Nativity: Piero del la Francesca
A friend at the National Gallery tells me that Piero della Francesca’s Nativity is one of their most popular postcards – and not only at Christmas. One can see why. Partly and paradoxically it is because of the poor condition of the panel. The shepherds now look rather sketchy and the ass has all but disappeared. The result is a rather modern, unfinished look. It also lends it an ethereal, mystical dimension which accords well with the subject matter.
What is being depicted is a vision of St Bridget of Sweden popular in the later middle ages. Bridget dreamed of a Christ-child naked on the ground before his mother, shivering with cold and raising his arms towards her. It was a northern, Swedish image which Piero has transposed to his native Italy , indeed to an identifiable hilltop close to his home town of San Sepulcro . Bridget also saw a choir of angels, singing the praises of the Word made Flesh.
All the details of Bridget’s vision are here faithfully reproduced. On what is almost a stage set (the open-fronted stable with its precarious lean-to roof is scenically rustic) the naked child raises his arms to a young Virgin in a posture of prayer and adoration. Neither child nor Virgin are like anything that Piero had previously painted. Unlike his most famous Madonna in the Montefeltro altarpiece (now in the Brera) this Mary is no statuesque matron. She is tender, young, vulnerable, and the child figure makes no allusions to the classical past: it is ungainly, new-born and strangely tragic in its isolation and vulnerability.
Then there are the angels.
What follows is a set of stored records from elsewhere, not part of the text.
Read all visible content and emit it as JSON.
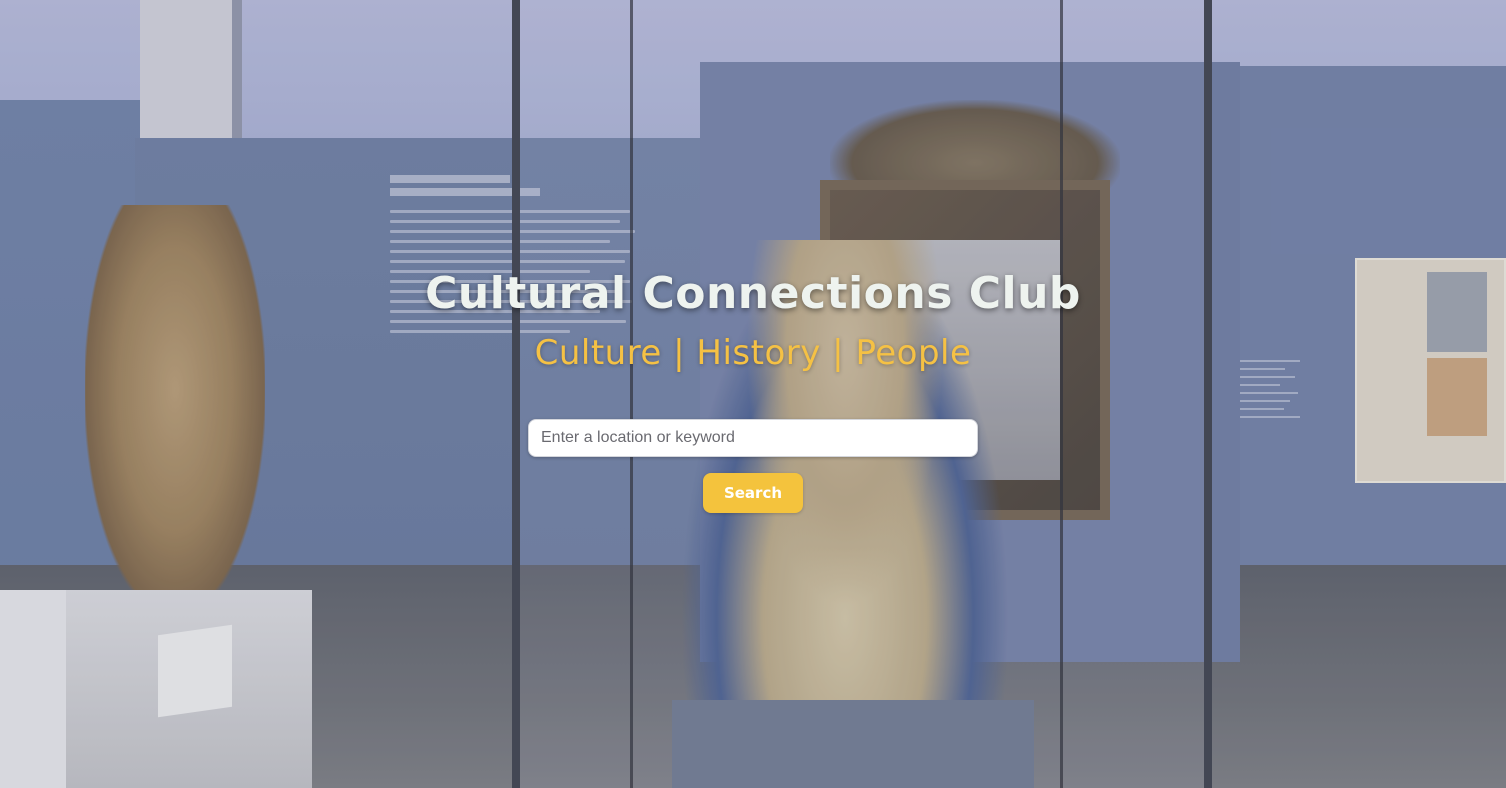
{
  "hero": {
    "title": "Cultural Connections Club",
    "tagline": "Culture | History | People"
  },
  "search": {
    "placeholder": "Enter a location or keyword",
    "value": "",
    "button_label": "Search"
  },
  "colors": {
    "title_text": "#eef3ef",
    "tagline_accent": "#f5c144",
    "button_bg": "#f4c33d",
    "button_text": "#ffffff"
  }
}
No wings, no haloes, with modish hairstyles, straight from a Renaissance banquet or the singing loft of a local church.
Is it the dream-like quality of this arrangement of discrete elements, or is it the unfinished ‘modernity’ of its present state which gives the picture its current popularity? Or is it the faithful representation of Bridget’s original vision: of a God made vulnerable; of a second Adam laid on the earth from which he came; and of a Virgin without sin whose painless birth gives her ample cause to adore the one whom she has brought into the world?